4. Turn off and drain irrigation systems and backflow devices. Wrap backflow devices with insulating material.

5. Cover foundation vents with foam blocks, thickly folded newspaper, or cardboard.

Just a little prevention may help save you from the heartache and pain of frozen pipes and the need to pay a plumber.


Statement Regarding PFOA/PFOS

Dec 06, 2019

At Carolina Water Service of NC we are committed to providing safe, reliable and cost-effective water and wastewater services that ensure the ongoing health and safety of every community we serve. Ongoing industry-standard testing of our processes and products helps us meet that goal.

Results of the regular testing required by the U.S. Environmental Protection Agency (EPA) and state regulatory agencies are made available to customers each year in Consumer Confidence Reports found on our website. Each of our systems publish test results with comparisons to the EPA established Maximum Contaminant Level (MCL) standards. We are proud of our record of compliance with federal and state health and environmental regulations to date and intend to keep that record intact.

Two compounds that are not currently regulated by the EPA, PFOA and PFOS, compounds created in the 1930s and used widely in consumer and commercial applications (e.g., Teflon), are among a class of synthetic chemicals (known as perfluoroalkyl substances or PFAS) that accumulate over time in the environment and our bodies. Studies are ongoing regarding the potential contaminative effect of these chemicals. We are taking proactive steps to address the issues surrounding them in anticipation of new regulations at the federal and/or state level.

These steps begin with an evaluation of all systems of greatest potential impact and an immediate plan for the best way forward. This plan includes:

  • Evaluating the use of various raw water sources required to meet volume demands coupled with additional steps to understand the relative importance of each source in overall system operation;
  • Making prudent capital investments as necessary;
  • Reviewing and evaluating related operational expenses where necessary; and
  • Modifying or removing sources of raw water supply.

Developing this plan for all our systems is ongoing and complex, necessitating coordination with various local, state and federal stakeholders. While we believe the costs of any remediation actions should be borne by the polluters, we are committed to addressing the issue proactively and look forward to the EPA and state agencies issuing clear and firm guidance that allows us to target our activity.

Our goal is to maximize the use of our resources to the greatest benefit of the communities we serve in the most cost-effective manner possible while ensuring the delivery of safe and reliable service to all our customers.  

For more information visit: https://www.epa.gov/pfas


Third Party Bill Payment Services Not Recommend - Use MyUtilityConnect

Nov 14, 2019

The only bill pay website affiliated with the Company is MyUtilityConnect.

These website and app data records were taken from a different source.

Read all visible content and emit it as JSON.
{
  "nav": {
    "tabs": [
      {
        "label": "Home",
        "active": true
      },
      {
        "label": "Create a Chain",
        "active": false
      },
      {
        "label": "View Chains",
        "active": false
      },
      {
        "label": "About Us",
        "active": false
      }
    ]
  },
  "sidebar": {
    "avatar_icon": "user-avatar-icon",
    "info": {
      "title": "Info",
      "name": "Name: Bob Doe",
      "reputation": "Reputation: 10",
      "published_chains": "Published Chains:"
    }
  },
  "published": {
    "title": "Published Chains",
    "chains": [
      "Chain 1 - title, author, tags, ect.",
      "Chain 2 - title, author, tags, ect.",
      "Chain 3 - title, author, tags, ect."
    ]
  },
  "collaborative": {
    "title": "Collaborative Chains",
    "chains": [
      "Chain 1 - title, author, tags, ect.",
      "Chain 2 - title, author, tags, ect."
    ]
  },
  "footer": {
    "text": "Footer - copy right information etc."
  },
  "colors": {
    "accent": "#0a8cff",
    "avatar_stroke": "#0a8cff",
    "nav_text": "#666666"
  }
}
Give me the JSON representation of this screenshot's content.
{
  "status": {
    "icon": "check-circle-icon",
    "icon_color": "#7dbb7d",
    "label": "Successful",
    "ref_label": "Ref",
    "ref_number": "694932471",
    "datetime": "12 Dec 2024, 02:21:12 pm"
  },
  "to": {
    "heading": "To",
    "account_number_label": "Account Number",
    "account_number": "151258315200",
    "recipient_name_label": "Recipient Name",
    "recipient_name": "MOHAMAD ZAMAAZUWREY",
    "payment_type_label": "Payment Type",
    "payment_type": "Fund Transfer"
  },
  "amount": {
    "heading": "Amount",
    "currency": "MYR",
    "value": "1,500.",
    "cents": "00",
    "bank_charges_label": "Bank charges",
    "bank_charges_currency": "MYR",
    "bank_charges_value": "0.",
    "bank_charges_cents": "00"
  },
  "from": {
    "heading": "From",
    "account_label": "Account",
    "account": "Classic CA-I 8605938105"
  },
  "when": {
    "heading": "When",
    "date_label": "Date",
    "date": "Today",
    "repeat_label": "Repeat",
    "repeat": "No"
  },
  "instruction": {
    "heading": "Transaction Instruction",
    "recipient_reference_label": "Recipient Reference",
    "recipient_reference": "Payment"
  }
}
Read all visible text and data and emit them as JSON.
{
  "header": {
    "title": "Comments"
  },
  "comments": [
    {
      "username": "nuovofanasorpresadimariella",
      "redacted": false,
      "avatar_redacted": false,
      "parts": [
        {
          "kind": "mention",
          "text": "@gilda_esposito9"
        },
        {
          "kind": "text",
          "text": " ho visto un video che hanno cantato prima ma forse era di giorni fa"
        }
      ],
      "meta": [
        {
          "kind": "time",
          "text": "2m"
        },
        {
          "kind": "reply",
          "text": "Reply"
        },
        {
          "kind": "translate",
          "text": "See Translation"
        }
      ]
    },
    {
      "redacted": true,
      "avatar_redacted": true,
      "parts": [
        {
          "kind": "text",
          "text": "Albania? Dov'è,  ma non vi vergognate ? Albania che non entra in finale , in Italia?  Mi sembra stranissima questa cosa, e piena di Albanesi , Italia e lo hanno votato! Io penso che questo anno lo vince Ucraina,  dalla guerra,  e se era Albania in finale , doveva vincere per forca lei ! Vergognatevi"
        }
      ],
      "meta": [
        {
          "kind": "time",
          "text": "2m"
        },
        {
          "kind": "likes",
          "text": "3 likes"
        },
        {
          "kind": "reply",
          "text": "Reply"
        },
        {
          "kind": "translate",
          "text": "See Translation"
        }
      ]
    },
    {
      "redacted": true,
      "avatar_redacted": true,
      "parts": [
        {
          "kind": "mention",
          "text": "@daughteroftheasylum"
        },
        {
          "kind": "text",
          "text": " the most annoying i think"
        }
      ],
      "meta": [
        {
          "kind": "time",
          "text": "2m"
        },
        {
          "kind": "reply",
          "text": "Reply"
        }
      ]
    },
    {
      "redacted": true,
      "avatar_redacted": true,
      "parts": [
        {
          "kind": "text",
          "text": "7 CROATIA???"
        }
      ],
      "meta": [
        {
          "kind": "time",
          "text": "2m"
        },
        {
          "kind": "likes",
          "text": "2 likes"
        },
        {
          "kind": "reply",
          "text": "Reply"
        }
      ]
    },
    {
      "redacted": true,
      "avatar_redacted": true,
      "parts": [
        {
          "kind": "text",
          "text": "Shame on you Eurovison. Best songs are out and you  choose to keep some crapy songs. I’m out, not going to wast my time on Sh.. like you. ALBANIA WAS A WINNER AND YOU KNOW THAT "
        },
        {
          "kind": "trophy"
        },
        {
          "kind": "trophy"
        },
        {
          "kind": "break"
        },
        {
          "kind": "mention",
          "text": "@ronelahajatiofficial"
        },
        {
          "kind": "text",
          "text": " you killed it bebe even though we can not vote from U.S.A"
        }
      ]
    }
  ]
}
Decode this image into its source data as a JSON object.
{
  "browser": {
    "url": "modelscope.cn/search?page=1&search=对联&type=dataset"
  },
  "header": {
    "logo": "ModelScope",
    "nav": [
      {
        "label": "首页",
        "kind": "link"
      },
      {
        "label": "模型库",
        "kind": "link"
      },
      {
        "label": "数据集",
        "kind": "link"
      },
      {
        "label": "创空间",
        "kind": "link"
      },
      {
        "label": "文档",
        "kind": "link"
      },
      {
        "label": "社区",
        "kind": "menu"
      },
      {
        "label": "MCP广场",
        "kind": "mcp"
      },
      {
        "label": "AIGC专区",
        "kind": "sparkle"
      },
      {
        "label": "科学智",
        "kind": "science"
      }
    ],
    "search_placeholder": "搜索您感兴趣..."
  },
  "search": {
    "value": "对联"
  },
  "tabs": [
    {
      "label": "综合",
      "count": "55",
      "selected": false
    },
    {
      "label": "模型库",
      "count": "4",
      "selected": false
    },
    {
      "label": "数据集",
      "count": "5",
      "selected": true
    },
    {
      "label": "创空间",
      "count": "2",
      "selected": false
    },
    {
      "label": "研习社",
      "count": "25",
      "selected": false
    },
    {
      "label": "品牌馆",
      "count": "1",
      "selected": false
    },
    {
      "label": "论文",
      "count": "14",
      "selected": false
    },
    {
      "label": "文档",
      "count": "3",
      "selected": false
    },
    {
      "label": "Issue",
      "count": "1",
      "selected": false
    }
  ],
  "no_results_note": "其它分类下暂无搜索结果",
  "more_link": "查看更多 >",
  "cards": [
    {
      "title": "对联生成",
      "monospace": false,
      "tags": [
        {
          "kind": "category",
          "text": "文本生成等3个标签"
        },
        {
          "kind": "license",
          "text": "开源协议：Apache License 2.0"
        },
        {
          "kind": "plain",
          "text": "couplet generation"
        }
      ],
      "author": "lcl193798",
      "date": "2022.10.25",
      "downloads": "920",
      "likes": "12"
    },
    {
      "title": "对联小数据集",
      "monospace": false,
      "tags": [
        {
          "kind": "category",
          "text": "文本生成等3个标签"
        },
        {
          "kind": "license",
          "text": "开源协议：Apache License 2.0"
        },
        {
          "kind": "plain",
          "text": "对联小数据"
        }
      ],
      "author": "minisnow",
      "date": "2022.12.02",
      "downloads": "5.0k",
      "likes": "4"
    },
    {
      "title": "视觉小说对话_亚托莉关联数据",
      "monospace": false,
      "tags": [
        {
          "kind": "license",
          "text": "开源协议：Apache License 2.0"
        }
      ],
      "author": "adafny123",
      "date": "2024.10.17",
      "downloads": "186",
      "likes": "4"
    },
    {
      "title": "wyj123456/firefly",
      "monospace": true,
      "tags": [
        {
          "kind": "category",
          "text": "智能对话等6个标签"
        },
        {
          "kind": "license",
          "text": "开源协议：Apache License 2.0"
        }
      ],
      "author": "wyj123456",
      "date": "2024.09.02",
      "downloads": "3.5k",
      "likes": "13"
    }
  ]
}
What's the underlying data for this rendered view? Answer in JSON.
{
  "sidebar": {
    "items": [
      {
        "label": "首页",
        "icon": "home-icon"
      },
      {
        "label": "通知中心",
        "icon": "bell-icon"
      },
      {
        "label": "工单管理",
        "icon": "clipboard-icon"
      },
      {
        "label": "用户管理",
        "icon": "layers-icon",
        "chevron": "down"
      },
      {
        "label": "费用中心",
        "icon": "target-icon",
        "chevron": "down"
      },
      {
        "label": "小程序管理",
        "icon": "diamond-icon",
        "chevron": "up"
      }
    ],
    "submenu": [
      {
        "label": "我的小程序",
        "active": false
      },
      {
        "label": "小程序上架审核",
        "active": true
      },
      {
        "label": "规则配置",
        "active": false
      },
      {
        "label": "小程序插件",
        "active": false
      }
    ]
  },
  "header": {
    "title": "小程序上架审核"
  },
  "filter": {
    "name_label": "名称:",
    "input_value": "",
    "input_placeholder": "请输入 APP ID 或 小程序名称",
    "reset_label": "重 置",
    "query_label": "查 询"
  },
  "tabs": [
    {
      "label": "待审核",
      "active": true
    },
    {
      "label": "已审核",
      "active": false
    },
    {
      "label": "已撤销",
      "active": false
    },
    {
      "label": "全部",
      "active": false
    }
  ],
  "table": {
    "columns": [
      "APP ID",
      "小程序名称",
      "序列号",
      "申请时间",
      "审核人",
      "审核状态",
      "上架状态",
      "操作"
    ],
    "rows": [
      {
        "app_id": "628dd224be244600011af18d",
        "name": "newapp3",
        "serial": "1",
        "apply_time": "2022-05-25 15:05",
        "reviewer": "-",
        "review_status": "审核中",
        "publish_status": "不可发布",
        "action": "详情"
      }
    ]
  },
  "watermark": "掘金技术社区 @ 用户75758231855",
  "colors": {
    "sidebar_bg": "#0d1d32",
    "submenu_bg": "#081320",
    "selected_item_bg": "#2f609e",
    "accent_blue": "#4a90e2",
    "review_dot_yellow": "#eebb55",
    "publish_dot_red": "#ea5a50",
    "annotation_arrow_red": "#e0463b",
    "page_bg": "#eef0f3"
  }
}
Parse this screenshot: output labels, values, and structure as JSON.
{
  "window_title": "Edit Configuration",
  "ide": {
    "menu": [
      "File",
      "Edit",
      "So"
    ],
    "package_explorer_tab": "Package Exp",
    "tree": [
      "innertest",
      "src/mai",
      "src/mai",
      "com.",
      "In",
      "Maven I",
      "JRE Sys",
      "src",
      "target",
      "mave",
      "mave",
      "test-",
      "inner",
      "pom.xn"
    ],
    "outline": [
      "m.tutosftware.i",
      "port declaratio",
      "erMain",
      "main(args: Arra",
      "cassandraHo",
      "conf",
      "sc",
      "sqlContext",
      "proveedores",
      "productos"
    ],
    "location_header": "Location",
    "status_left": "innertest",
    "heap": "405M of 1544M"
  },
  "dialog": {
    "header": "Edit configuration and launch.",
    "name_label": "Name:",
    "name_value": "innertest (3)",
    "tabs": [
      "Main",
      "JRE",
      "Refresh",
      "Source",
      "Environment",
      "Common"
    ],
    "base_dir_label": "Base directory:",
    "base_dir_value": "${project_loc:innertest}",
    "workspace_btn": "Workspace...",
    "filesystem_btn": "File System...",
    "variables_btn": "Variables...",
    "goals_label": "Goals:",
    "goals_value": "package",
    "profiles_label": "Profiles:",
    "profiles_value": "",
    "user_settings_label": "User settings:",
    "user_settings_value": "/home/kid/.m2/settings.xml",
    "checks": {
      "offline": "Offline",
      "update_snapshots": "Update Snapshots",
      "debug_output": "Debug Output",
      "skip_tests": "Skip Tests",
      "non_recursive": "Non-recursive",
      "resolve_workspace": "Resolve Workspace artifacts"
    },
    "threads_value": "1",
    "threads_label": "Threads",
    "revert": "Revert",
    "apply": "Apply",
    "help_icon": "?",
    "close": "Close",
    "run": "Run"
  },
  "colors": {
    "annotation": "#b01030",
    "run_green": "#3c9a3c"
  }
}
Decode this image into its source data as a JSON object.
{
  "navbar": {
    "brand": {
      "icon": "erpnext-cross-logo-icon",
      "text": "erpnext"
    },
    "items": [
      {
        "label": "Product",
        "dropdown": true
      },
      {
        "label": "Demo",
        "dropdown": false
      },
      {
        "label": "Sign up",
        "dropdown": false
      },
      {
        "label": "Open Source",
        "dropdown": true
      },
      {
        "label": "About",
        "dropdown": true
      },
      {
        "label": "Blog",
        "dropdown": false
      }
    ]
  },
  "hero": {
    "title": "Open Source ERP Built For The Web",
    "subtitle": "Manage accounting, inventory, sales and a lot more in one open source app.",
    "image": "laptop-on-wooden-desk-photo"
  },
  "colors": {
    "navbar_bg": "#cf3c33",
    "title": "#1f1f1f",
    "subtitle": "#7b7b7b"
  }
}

If you prefer to pay your bill online, MyUtilityConnect is our official bill payment portal and the best way to ensure that your bill will be paid on time. 

Please be advised that we are not affiliated or partnered with third party bill payment services such as Doxo or Mint. These companies may charge additional “convenience” fees to customers. We also cannot control when we receive payments from these companies, and this may result in a late payment fee being applied to your account - even disconnection due to non-payment.

We urge our customers to make their online bill payments from MyUtilityConnect to avoid these consequences.